Gilgamesh always seeking more renown and power, suggested that the two travel to the cedar forest. Because it is the realm of the gods, the forest is protected by a fierce and vicious monster Humbaba. Their fame would grow when the monster was defeated. Gilgamesh also wanted to cut down the trees and bring this bounty back to his kingdom.
Walking into the untouched forest, the two warriors travel deeper and deeper through the trees. They walk higher and higher up the mountain, exploring where no human had been before. At the center of the forest, they find an ancient and enormous tree. Enkidu decides he wants to use this tree to build the gate to the temple of his god. They begin to work together to fell these giant trees.
The demon, Humbaba, emerges with a roar as soon as he hears the two warriors attacking the trees he protects. A battle ensues, the earth quakes and the sky turns black from the intensity of their struggle. The heroes can barely muster their courage to fight the demon but they are given strength from the gods and Humbaba is bound by the winds and is finally captured. Humbaba pleads with Gilgamesh. He promises to serve Gilgamesh as King of the forest and says that he will chop down all the trees by himself if they will spare his life. Gilgamesh hesitates. Enkidu will hear nothing of mercy for he believes that Humbaba is lying. Enkidu urges Gilgamesh to kill the monster.
Before he is killed, Humbaba curses both Gilgamesh and Enkidu. This curse will come to haunt the two warriors. Gilgamesh slays the monster Humbaba with a blow to the neck. The warriors make haste to chop down many cedar trees from the forest, including the enormous tree Enkidu has marked for the temple gate. They use the trees to build a raft to transport the trees, Humbaba’s head and themselves down river to the city of Uruk.
Although, we’ll end our story of Gilgamesh here with his return to his kingdom, the poem continues with more adventures, more battles and triumph.

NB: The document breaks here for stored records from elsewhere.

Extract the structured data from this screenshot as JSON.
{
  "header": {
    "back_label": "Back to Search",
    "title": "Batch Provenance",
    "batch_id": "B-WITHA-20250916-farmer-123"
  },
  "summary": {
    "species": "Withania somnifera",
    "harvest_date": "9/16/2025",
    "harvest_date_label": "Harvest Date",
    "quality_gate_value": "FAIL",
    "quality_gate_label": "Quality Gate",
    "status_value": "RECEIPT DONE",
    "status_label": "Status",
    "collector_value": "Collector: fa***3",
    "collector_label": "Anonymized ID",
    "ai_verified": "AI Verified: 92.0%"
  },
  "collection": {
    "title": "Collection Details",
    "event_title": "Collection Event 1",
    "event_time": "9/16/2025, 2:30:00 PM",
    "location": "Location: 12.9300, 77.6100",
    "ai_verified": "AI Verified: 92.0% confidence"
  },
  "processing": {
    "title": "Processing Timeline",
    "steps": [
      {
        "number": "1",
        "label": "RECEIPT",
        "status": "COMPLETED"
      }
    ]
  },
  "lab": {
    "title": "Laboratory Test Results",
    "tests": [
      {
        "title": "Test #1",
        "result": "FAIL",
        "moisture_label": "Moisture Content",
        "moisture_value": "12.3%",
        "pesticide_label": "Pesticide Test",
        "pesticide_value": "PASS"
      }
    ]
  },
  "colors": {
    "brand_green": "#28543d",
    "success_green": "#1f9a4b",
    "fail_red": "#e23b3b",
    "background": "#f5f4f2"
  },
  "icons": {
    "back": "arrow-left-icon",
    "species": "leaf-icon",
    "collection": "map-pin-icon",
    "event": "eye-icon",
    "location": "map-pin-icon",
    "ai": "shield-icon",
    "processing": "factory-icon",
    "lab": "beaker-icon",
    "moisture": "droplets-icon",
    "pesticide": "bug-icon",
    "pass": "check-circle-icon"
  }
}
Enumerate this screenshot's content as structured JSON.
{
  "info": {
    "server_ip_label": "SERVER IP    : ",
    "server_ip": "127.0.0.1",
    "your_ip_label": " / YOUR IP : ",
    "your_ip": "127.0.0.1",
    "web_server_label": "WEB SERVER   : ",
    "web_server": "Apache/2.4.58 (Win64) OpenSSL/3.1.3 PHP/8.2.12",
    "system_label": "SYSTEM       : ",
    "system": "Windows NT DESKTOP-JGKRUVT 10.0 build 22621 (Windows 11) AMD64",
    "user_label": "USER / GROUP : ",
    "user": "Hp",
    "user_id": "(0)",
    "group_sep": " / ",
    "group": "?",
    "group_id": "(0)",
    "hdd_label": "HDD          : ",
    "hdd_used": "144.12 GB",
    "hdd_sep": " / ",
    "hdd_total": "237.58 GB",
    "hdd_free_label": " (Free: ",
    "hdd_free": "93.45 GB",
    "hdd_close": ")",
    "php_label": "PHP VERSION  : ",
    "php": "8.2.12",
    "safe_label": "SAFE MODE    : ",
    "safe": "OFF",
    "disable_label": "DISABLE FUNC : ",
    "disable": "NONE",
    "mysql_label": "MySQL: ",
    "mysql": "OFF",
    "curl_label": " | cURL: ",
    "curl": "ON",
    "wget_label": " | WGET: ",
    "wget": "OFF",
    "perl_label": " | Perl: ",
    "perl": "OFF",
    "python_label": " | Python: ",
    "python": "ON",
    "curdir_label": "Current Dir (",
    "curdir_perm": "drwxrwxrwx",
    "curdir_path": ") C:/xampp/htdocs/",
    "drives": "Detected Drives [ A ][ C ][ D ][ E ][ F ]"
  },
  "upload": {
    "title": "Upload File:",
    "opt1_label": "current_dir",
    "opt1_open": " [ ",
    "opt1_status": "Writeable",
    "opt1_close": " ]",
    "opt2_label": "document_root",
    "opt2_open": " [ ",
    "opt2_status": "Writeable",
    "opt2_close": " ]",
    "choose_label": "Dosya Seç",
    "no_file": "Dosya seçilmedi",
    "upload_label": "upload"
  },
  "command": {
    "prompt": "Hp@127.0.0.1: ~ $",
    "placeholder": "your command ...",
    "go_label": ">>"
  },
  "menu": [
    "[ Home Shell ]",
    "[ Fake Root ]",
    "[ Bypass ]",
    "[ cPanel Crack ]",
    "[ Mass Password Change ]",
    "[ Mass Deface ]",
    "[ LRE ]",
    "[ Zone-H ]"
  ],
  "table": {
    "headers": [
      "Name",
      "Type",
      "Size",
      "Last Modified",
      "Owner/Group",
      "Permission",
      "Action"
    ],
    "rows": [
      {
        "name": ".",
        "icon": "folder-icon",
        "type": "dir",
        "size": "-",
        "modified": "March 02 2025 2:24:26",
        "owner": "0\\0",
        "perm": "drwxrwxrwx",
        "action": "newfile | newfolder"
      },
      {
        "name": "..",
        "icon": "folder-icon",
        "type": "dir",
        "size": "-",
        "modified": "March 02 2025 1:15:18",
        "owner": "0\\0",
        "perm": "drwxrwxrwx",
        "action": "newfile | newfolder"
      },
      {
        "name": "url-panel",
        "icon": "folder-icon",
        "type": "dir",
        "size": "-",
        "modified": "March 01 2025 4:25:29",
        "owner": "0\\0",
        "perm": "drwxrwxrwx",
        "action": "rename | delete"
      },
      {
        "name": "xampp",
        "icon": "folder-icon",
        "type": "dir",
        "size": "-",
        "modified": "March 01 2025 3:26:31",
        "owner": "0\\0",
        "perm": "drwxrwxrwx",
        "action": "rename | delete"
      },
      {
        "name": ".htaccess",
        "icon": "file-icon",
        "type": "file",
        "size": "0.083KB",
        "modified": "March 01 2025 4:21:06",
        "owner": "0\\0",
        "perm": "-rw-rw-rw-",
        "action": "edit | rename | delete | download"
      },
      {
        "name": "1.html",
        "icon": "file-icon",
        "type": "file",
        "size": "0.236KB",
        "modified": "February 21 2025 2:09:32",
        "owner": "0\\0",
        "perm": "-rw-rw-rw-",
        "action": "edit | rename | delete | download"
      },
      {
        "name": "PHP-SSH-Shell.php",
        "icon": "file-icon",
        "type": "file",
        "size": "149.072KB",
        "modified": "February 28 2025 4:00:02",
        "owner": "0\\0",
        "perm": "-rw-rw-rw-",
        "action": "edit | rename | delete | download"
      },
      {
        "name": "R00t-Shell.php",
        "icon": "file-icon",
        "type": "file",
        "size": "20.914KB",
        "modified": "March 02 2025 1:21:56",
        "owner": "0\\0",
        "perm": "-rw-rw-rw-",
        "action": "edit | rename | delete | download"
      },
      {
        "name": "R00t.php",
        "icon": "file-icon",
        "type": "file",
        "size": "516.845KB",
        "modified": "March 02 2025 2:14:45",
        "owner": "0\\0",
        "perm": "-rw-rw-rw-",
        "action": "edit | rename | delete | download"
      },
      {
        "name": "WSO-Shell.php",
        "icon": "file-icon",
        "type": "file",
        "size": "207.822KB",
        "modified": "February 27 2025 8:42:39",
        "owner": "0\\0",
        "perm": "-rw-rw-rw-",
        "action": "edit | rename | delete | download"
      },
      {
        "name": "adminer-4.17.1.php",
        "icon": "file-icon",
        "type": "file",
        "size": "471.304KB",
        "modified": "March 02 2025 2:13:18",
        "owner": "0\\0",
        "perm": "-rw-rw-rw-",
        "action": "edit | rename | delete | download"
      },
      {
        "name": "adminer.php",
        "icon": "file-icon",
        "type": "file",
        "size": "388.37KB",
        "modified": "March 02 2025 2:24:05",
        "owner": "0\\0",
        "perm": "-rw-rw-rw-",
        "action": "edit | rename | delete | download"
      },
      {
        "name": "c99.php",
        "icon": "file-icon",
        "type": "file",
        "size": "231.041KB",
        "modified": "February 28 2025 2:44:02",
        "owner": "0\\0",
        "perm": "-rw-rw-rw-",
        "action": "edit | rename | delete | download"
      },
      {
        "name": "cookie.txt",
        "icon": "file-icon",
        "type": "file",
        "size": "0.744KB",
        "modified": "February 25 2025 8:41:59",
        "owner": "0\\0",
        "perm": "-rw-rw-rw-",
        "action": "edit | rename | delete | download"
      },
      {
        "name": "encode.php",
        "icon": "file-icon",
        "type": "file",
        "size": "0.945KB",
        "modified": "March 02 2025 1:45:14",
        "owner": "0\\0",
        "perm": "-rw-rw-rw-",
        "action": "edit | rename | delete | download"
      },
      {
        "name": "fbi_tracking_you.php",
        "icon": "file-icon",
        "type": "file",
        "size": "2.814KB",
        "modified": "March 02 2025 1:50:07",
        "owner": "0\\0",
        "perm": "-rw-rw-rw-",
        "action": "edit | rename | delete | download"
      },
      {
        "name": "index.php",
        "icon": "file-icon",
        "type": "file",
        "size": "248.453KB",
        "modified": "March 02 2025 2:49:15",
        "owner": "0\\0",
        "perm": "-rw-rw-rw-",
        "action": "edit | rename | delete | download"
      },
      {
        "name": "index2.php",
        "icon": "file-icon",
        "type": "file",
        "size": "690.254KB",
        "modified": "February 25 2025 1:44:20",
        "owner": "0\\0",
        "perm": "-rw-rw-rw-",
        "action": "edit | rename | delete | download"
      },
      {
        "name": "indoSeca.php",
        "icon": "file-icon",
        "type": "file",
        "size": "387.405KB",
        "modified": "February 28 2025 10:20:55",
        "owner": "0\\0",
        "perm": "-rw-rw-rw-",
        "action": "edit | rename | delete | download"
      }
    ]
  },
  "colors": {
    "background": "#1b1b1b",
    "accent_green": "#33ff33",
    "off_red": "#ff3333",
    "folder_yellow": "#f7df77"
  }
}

It's hard to say how extensive the cedar forest originally was, but ancient texts state that the mountains in the picture above were once shaded by the forest. All Empires in the region - from Rome to the Israelites to Egypt to Persia - harvested the trees to use in building temples, palaces, ships, and houses until the forest shrank to it's current size. The Cedar forest is now under the protection, is a Unesco World Heritage Site and saplings are planted each year.